[Element data from apps and pages]
=== Section Start ===

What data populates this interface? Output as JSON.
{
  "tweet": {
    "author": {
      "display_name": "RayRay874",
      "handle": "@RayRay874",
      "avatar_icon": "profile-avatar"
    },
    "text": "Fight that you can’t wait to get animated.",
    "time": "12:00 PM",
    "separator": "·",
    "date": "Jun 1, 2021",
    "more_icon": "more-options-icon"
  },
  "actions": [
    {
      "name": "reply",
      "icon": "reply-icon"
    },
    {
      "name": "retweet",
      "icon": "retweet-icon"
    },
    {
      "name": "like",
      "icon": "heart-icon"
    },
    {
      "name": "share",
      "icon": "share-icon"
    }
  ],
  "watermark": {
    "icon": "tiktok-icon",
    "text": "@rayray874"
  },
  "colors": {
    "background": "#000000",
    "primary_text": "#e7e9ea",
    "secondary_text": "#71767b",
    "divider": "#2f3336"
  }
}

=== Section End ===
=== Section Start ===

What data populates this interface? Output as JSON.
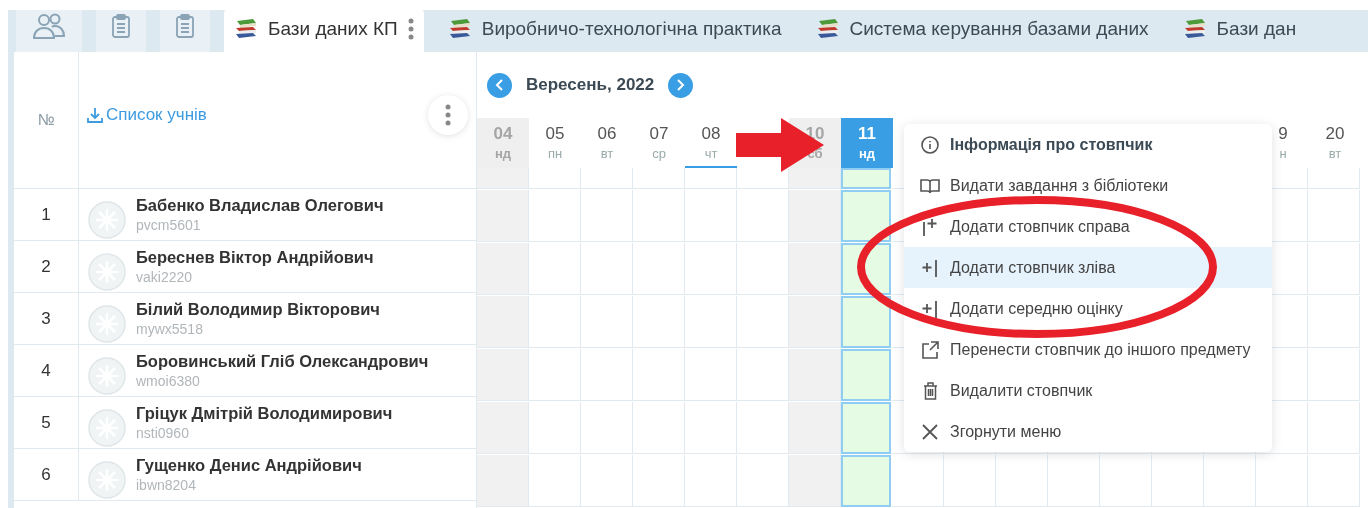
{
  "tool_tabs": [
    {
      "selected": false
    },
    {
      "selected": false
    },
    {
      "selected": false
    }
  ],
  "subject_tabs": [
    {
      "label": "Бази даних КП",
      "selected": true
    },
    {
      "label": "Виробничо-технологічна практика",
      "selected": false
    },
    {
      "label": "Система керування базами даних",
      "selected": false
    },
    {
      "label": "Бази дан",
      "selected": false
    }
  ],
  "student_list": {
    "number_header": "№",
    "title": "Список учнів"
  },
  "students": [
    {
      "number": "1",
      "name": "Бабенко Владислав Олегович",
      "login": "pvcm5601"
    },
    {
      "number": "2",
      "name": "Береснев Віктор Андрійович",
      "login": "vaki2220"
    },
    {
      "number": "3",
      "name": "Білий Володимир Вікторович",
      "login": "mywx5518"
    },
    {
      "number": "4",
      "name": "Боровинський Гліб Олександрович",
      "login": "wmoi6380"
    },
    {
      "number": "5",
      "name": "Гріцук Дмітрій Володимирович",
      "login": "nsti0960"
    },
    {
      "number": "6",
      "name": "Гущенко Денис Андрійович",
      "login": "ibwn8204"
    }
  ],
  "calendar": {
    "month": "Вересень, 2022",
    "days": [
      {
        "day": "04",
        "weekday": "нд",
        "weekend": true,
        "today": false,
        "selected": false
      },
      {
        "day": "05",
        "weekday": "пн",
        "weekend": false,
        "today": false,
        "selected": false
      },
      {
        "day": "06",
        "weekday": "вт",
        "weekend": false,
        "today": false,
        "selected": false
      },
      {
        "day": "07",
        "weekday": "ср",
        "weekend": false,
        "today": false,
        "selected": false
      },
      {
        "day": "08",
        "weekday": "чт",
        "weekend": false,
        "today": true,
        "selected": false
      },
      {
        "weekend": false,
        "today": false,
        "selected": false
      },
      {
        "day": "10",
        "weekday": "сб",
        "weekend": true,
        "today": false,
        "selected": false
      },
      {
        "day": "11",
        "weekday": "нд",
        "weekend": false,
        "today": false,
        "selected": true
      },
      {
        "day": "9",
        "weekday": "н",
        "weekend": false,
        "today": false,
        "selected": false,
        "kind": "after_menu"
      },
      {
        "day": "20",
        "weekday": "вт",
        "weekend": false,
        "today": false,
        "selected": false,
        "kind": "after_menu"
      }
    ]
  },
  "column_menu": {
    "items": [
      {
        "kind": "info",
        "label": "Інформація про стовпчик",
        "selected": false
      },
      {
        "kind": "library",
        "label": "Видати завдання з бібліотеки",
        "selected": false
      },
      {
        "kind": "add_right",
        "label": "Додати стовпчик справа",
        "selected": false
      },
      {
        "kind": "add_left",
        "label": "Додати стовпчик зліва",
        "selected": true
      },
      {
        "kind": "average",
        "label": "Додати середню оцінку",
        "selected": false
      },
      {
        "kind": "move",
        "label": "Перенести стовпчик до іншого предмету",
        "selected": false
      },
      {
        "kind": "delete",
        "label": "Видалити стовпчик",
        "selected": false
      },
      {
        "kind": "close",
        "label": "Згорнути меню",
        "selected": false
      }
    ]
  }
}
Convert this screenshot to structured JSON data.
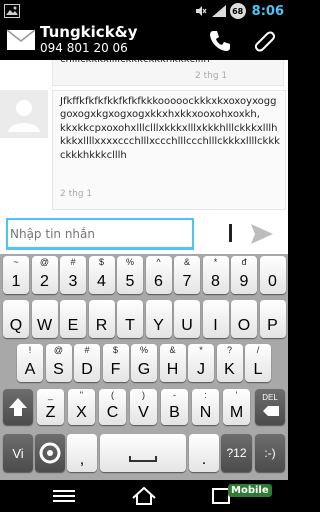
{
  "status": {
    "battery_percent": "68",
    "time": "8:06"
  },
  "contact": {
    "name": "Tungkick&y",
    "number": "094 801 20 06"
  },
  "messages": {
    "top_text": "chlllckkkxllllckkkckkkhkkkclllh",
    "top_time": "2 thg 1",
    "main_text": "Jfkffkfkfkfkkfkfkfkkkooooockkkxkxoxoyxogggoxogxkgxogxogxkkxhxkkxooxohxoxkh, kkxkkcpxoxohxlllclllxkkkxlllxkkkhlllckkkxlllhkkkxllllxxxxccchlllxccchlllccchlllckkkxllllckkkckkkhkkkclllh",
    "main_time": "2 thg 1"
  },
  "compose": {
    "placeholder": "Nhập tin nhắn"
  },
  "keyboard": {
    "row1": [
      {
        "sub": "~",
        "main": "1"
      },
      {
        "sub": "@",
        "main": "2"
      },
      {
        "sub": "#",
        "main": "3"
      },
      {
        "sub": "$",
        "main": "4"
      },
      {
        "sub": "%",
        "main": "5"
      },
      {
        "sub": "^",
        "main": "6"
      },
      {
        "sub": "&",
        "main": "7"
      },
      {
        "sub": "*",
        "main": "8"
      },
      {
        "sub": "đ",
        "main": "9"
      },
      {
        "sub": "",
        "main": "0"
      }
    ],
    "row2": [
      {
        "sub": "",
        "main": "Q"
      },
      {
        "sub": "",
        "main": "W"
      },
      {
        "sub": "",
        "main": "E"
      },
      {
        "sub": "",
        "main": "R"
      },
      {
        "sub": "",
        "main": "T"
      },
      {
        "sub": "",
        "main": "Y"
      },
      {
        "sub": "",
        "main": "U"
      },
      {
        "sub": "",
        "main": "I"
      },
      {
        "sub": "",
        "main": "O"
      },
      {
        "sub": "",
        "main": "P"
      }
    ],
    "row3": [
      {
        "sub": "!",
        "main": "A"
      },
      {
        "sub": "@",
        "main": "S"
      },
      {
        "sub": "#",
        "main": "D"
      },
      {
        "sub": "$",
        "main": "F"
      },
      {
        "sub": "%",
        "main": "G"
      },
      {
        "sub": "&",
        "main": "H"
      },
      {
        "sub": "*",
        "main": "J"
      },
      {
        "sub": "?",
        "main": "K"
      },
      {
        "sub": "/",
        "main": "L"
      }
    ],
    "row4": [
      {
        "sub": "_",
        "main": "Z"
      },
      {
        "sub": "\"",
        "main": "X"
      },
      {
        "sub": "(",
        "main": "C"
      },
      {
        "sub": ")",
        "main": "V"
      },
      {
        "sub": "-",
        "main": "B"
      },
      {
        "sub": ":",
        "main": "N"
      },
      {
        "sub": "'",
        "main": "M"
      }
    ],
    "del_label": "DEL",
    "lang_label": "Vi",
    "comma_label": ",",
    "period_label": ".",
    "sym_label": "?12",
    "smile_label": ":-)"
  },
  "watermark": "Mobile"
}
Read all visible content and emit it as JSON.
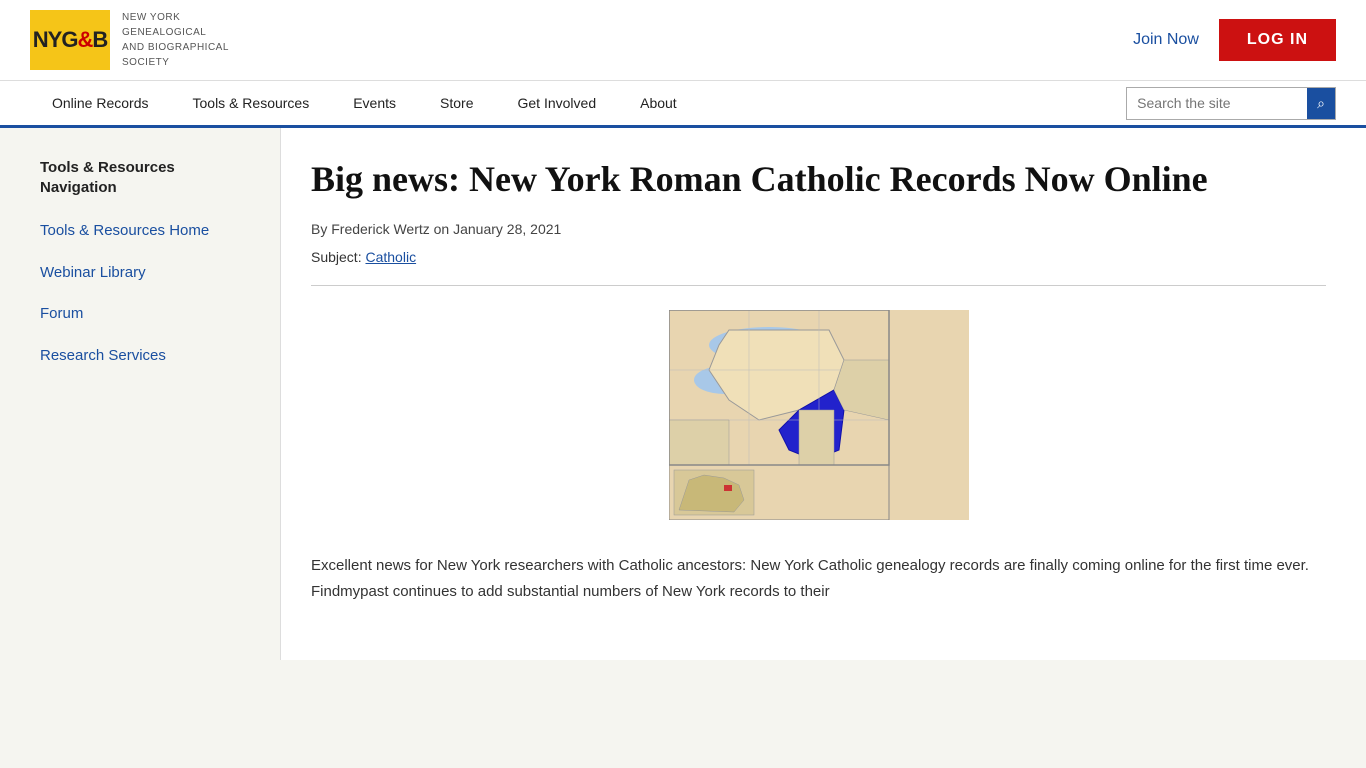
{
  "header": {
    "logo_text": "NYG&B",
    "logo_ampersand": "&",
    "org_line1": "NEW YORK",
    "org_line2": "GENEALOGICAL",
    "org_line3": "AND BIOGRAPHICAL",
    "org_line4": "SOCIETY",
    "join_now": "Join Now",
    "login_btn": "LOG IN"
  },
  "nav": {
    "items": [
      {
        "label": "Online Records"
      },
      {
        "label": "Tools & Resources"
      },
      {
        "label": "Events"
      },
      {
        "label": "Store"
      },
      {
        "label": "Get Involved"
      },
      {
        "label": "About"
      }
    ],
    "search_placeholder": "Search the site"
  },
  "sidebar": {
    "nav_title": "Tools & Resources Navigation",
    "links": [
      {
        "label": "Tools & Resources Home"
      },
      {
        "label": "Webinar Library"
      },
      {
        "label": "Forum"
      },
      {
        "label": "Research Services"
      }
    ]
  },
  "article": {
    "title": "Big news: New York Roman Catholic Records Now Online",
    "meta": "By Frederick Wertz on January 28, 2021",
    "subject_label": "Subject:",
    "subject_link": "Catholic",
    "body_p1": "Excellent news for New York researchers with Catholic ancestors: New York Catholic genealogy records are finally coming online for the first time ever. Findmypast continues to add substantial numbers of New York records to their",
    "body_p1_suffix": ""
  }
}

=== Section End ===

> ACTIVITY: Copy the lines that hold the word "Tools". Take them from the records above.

> ANSWER SECTION:
        "label": "Tools & Resources"
    "nav_title": "Tools & Resources Navigation",
        "label": "Tools & Resources Home"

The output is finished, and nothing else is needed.